◆ **WORK TO BE COMPLETED**
After reading the entries below, report how many lines have the string "this" in them, giving the number alone.

◆ **DATA FOR REVIEW**
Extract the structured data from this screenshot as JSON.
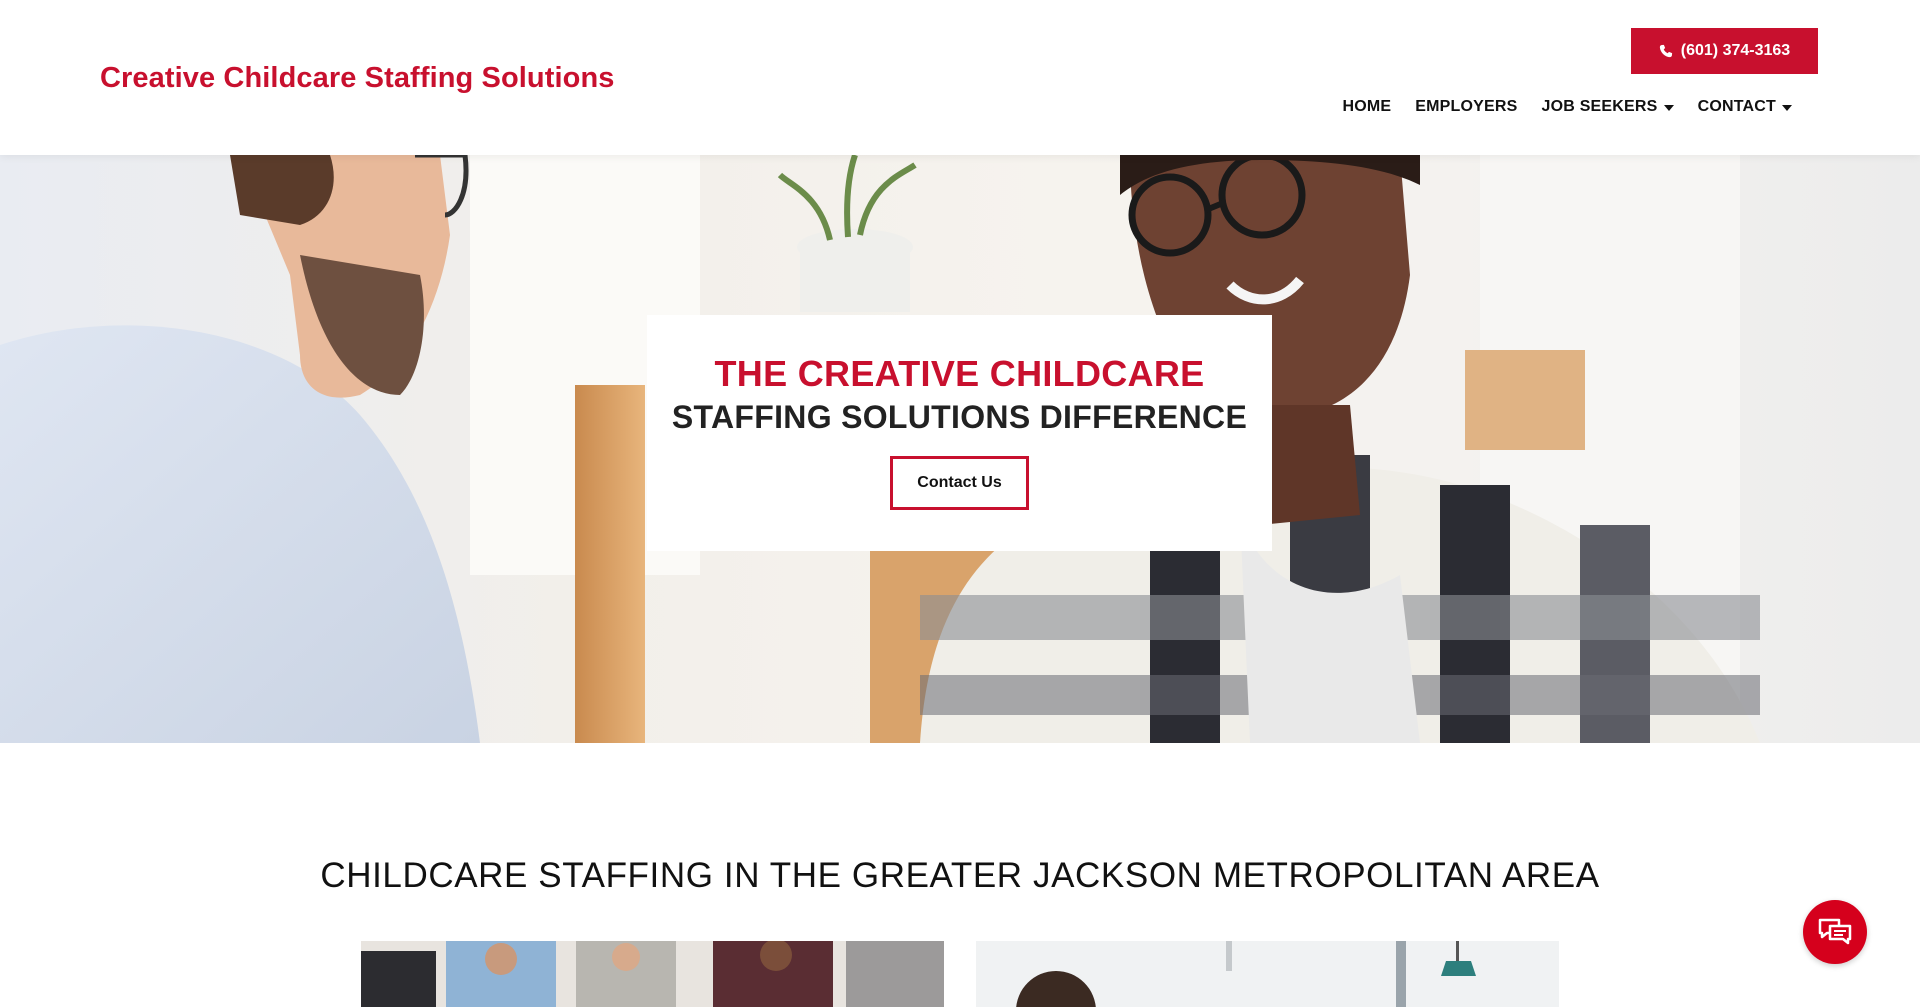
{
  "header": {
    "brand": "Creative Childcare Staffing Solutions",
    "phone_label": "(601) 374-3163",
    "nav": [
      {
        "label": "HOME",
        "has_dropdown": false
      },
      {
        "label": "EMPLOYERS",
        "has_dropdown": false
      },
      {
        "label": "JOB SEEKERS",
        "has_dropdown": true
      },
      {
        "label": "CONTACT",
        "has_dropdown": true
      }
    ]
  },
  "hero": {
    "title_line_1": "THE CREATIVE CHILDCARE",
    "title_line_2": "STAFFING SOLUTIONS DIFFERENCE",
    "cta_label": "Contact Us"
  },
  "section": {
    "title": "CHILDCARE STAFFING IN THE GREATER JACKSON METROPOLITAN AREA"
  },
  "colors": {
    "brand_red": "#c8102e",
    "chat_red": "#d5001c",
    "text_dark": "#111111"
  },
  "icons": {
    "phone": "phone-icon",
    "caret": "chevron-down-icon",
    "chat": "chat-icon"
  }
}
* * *
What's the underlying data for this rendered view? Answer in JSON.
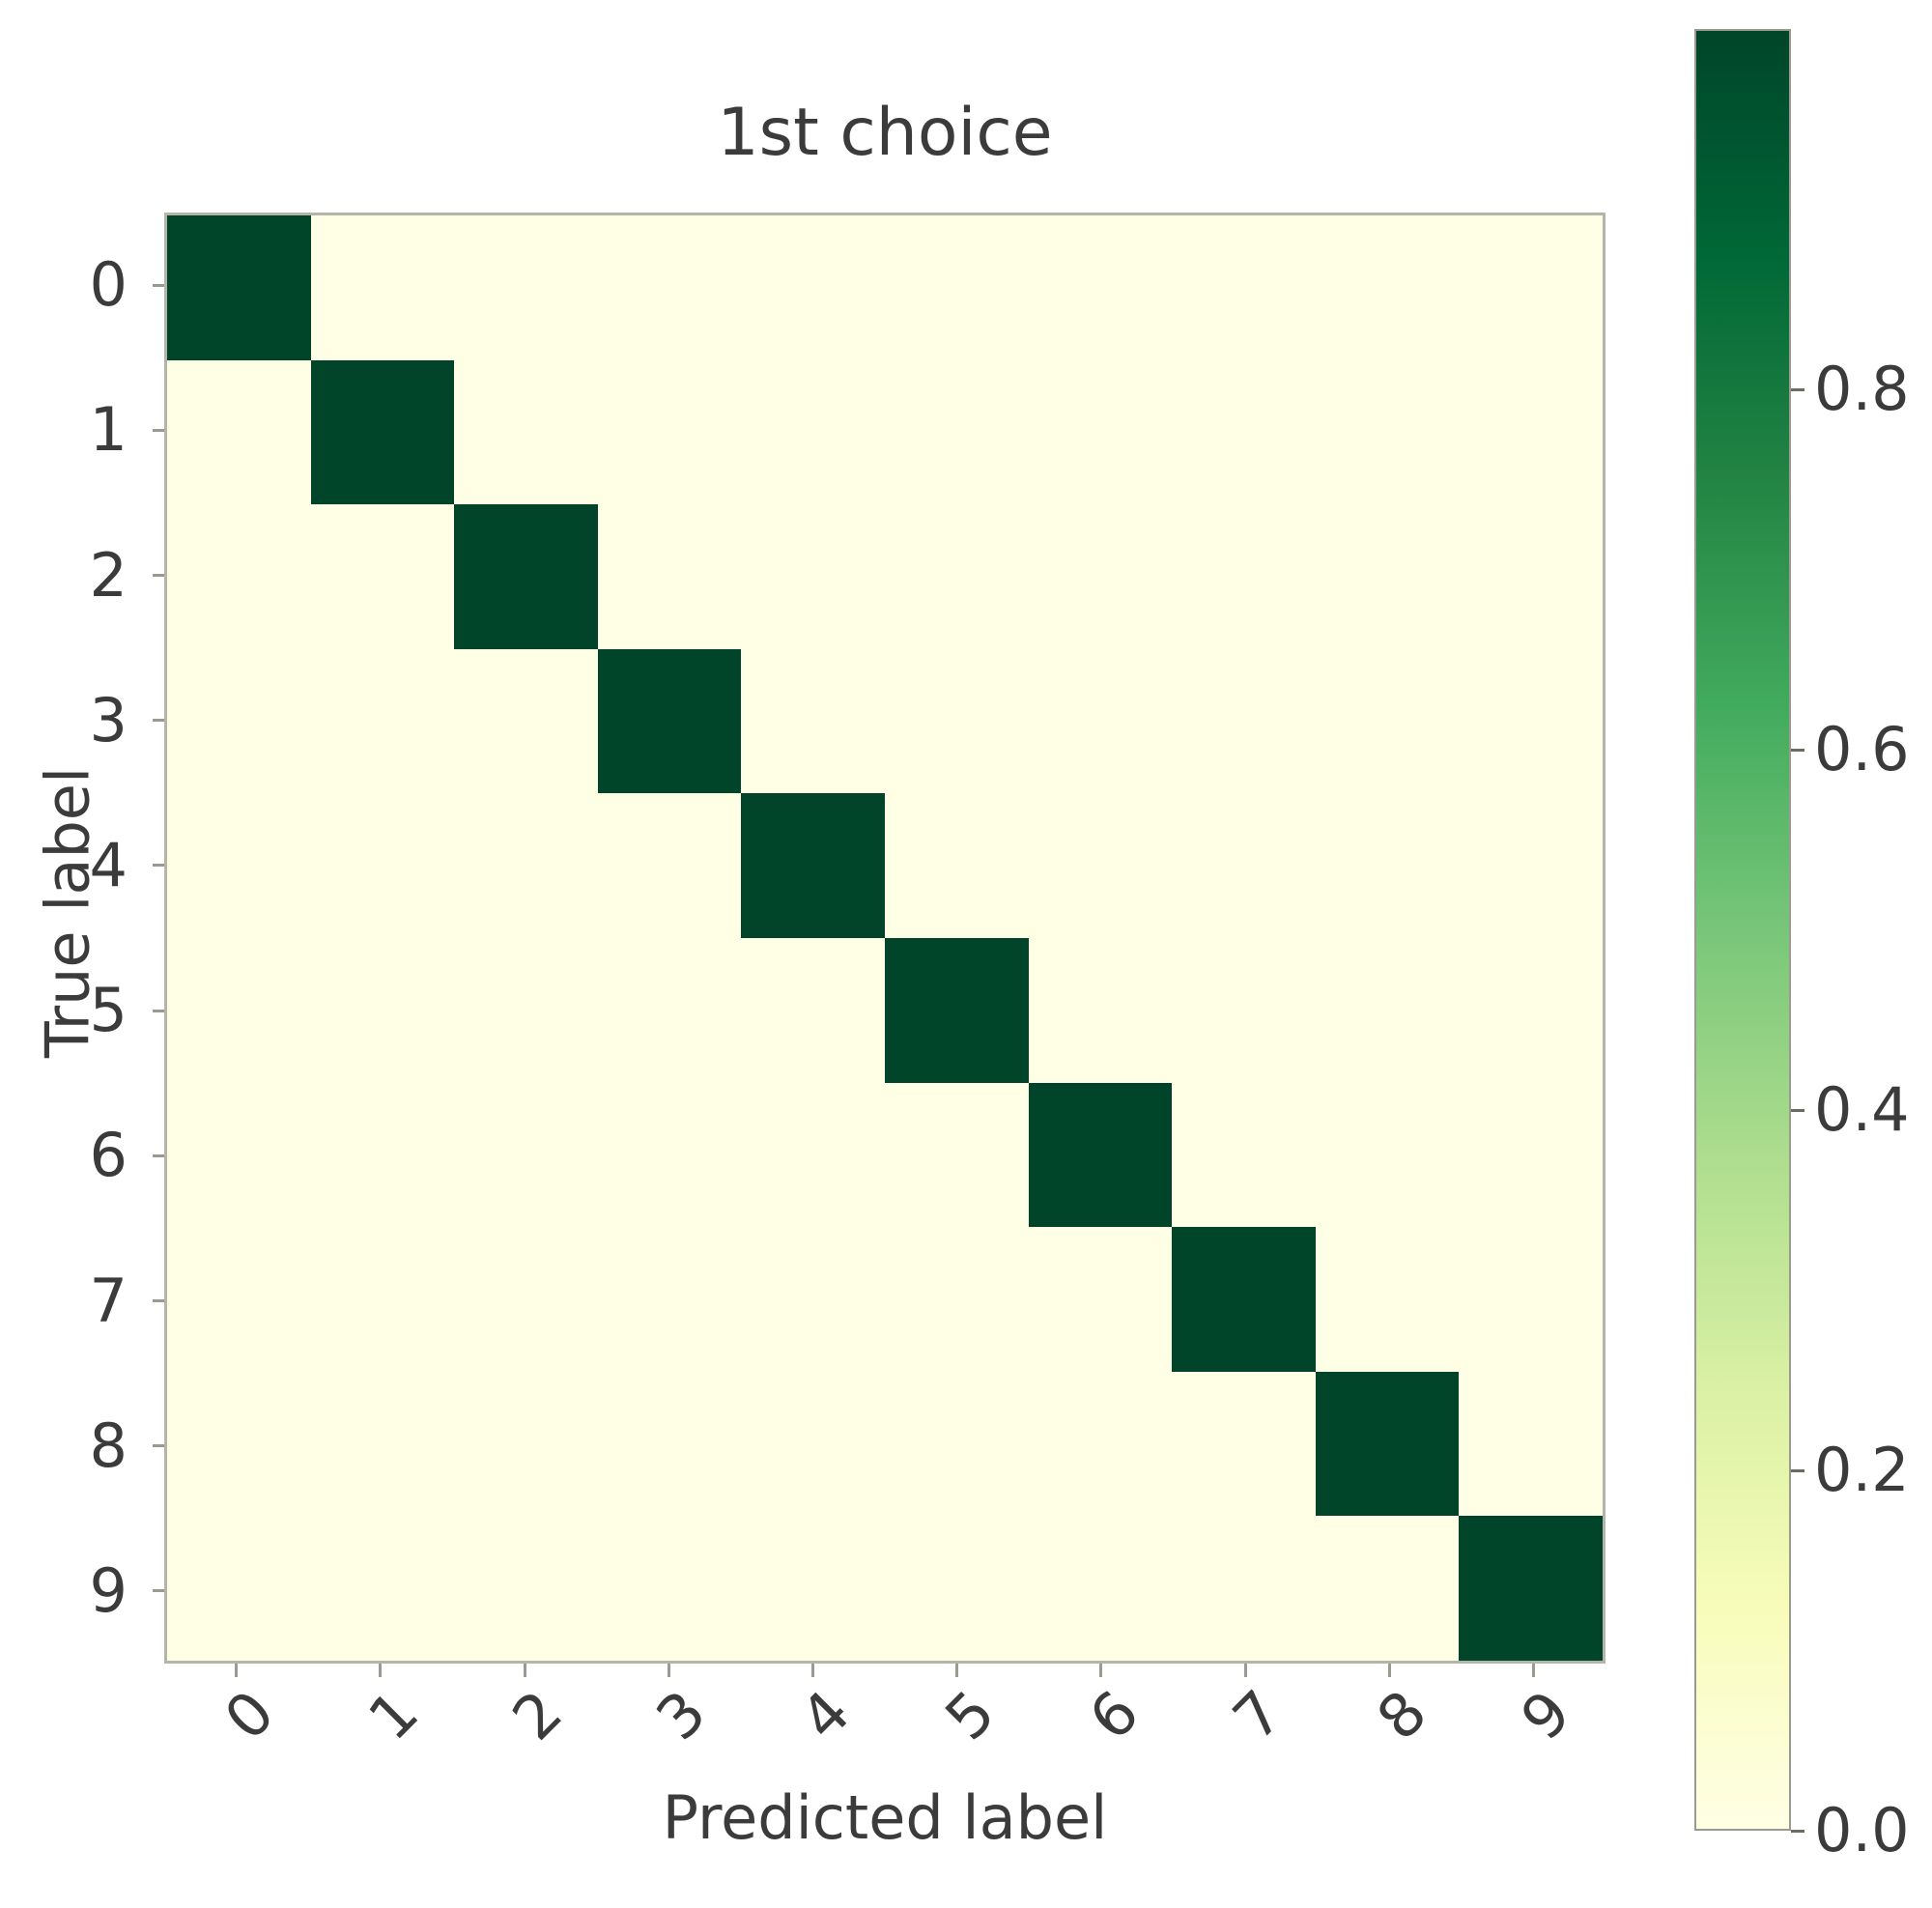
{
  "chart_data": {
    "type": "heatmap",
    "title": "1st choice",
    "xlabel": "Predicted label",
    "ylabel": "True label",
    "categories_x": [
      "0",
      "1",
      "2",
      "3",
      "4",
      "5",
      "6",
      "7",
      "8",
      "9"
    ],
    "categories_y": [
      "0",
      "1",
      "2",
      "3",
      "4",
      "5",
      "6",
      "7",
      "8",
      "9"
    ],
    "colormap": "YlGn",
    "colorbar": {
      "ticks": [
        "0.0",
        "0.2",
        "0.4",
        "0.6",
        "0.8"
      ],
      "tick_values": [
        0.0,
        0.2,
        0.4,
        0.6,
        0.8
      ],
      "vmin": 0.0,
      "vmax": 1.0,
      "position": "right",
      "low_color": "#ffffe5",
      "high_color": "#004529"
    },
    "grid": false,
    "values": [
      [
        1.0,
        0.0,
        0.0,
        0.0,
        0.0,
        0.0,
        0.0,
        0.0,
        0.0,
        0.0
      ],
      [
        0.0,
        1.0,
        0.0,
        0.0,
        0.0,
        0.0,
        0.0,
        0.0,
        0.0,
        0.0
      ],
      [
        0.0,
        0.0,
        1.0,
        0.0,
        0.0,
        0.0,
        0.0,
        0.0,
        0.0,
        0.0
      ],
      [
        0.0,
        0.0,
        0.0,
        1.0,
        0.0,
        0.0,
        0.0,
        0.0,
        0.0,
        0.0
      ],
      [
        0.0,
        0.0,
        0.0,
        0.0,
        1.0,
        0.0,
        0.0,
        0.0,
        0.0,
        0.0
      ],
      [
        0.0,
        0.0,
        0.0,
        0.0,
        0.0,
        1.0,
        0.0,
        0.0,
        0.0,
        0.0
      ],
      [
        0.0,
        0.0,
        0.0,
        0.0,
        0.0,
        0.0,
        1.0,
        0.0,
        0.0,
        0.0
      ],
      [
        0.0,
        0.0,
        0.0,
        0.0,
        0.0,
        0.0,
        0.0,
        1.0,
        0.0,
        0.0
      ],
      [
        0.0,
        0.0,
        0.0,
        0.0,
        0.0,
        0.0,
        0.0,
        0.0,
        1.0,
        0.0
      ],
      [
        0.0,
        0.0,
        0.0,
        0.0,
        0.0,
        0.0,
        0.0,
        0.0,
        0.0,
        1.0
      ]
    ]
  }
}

◆ **COMPLETED EXERCISE**
2